Today I returned to Pacifica to surf LindaMar, which is just north of the NorCal surf shop on Route 1.  Route 1 is that famous California road that snakes through the headlands up to Oregon and down to Santa Barbara, making its majestic way through Big Sur.  Pacifica is ridiculously convenient from the city, about a 20-minute drive.

For fifteen bucks, I rented a 9″4′ Sunspot, a foam-core longboard with the buoyancy of styrofoam.  It’s a beginner board, and I’m loathe to buy one because once I learn how to surf I will graduate to fiberglass.  If your only experience with surfing is watching it on a screen, you have never seen one of these boards:  they are unwieldy and unsexy but are excellent for those of us just learning.  Besides being difficult to carry, the board acts like a sail when the wind is up, pushing you this way and that as you stumble to the water’s edge.  Forget the Baywatch images of lunging into the water after a running start–just getting to the water is a feat.

LindaMar is not exactly for beginners, although it is closest thing to San Francisco that resembles a beginner break.  Of the three times I’ve been there, the waves have never been over five feet.  But they’re fast.  In fact they are so fast that when you’re dragging along nine feet of styrofoam, you barely get a chance to paddle or wade out before the next wave crashes into you.  This can get tiring and frustrating.

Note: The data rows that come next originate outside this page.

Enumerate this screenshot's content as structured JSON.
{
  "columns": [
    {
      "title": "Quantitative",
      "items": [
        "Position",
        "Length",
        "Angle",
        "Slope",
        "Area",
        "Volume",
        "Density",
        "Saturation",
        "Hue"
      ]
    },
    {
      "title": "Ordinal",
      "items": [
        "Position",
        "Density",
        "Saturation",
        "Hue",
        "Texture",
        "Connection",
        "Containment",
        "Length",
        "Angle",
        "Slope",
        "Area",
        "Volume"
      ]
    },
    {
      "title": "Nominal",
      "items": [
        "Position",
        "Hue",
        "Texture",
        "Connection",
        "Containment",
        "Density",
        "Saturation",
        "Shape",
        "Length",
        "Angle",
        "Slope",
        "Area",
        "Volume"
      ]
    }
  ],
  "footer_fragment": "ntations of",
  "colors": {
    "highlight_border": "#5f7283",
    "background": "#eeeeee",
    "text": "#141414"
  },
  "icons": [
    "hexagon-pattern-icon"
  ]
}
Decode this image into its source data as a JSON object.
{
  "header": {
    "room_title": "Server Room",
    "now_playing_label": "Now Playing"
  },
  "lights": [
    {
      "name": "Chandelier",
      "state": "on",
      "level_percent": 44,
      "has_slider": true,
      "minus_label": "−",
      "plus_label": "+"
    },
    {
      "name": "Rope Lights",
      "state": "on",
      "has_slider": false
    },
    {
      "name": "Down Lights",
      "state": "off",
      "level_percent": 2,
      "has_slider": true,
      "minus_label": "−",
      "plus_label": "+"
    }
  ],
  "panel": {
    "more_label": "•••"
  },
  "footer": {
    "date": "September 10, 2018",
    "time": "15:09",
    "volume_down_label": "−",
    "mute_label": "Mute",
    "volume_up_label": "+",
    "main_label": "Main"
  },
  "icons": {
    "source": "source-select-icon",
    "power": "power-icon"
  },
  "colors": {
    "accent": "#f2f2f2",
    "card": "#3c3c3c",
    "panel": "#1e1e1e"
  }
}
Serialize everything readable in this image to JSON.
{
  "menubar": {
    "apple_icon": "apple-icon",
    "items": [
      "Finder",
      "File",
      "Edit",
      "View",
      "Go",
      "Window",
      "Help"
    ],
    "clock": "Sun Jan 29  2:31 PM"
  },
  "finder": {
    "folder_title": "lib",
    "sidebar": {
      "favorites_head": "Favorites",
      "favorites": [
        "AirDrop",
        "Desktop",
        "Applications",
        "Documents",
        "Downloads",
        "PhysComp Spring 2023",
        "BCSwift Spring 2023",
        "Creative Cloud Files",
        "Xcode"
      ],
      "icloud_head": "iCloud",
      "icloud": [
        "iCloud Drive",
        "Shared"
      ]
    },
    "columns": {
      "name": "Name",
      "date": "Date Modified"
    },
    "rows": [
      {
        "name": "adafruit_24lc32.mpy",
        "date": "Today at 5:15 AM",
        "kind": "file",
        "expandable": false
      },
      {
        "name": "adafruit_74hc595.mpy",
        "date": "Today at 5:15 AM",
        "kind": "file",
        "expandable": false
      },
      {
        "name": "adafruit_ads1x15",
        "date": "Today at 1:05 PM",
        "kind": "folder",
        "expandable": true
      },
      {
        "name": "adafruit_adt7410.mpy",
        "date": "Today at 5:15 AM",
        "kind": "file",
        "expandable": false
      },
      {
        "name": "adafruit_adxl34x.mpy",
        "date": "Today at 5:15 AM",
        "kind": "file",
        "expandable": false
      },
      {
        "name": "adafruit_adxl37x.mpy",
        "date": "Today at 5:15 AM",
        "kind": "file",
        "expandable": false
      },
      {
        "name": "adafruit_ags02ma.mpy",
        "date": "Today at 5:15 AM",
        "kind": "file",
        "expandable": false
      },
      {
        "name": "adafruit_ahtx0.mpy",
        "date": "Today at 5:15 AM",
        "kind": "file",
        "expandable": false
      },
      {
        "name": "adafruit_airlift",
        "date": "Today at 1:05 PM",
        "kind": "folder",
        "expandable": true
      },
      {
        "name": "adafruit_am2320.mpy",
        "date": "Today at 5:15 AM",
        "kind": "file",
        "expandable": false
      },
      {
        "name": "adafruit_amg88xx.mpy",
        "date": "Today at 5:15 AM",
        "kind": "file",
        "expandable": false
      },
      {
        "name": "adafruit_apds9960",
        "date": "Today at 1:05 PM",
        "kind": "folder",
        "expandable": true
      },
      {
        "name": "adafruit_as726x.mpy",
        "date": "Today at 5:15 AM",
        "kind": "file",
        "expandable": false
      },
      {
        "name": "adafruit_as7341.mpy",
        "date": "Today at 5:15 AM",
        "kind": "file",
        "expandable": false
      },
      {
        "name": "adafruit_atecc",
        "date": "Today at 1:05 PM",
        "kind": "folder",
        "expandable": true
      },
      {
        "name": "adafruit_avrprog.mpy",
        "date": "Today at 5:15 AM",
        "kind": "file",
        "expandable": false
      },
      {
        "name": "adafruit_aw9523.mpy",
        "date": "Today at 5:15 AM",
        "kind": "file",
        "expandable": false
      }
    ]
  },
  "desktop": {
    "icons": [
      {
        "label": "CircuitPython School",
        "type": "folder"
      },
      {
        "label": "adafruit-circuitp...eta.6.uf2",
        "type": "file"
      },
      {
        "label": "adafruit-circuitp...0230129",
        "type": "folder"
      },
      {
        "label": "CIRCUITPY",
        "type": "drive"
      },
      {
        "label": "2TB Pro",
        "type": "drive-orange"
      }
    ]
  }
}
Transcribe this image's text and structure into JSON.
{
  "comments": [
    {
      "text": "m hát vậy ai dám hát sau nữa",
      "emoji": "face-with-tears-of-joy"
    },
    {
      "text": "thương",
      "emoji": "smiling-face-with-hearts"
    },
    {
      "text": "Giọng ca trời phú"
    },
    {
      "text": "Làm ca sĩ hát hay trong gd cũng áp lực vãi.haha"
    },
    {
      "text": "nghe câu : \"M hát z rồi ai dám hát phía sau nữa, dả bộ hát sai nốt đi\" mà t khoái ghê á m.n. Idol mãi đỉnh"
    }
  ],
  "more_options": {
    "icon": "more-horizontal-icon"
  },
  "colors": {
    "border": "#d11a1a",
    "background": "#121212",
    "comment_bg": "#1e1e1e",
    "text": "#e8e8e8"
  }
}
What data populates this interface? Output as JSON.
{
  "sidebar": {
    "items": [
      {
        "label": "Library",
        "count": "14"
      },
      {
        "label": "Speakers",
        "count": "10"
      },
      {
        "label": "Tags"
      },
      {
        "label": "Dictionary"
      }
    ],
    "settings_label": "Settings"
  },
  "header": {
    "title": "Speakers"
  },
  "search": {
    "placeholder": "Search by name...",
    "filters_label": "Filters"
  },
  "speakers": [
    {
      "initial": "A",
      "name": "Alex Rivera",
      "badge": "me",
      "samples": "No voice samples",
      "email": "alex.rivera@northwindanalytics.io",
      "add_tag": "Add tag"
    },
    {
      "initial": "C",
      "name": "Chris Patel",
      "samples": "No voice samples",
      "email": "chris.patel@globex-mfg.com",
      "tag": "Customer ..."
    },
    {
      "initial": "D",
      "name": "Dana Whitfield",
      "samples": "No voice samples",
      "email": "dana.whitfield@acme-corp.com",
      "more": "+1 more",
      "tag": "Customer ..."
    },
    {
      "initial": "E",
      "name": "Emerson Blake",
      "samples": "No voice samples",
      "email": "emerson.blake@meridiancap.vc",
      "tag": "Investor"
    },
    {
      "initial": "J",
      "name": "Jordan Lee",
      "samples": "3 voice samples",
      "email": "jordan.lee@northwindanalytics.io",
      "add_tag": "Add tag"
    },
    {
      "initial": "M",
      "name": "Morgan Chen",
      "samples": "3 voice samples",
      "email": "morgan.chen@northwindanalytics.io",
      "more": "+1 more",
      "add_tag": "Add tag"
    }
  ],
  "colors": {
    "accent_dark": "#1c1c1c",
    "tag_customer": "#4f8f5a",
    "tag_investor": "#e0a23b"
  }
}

And so it was on a Thursday evening around 5PM when I decided to try out LindaMar for my third time.  Besides coming at you fast, these waves seem to conspire against you, cresting at your waist or above, pushing you back towards the shore as you try to move out.  Once you get out, however, the options are numerous–just wait and the waves will present themselves to you.  In fact, one of the best things about this beach break is the amount of waves available–there’s no need to fight.  If you miss one great wave, just wait for the next one, which is only about five seconds behind.

I surfed for about 75 minutes and got up on the board four times.  The high-cresting waves and the all-too bouyant surfboard combined to make this a frustrating, exhausting experience.  A couple of elementary school kids and I were sharing the same wave set, and I was trying like hell to stay out of their way.  These tow-headed, tanned pre-pubescents were kicking my ass:  paddling faster than me (and hence catching more waves than me), turning like I can only dream about, and shooting me territorial looks that said, “Hey old lady, get out of the way.”  When they were done surfing they hopped on their bikes, surfboard in one hand and handlebars in the other, and bicycled their way to another, perhaps more challenging section of the beach.  It was like being on a ski mountain and watching kids with no poles ski figure-eights around you.

The lure of surfing is the surreal feeling one gets when one is floating on the ocean.  All the paddling and battling are forgotten once you manage to time the waves correctly, stay on the board as you try to stand up, and maintain your balance as the wave brings you to shore.  This I did exactly four times in 75 minutes, enough victory for me.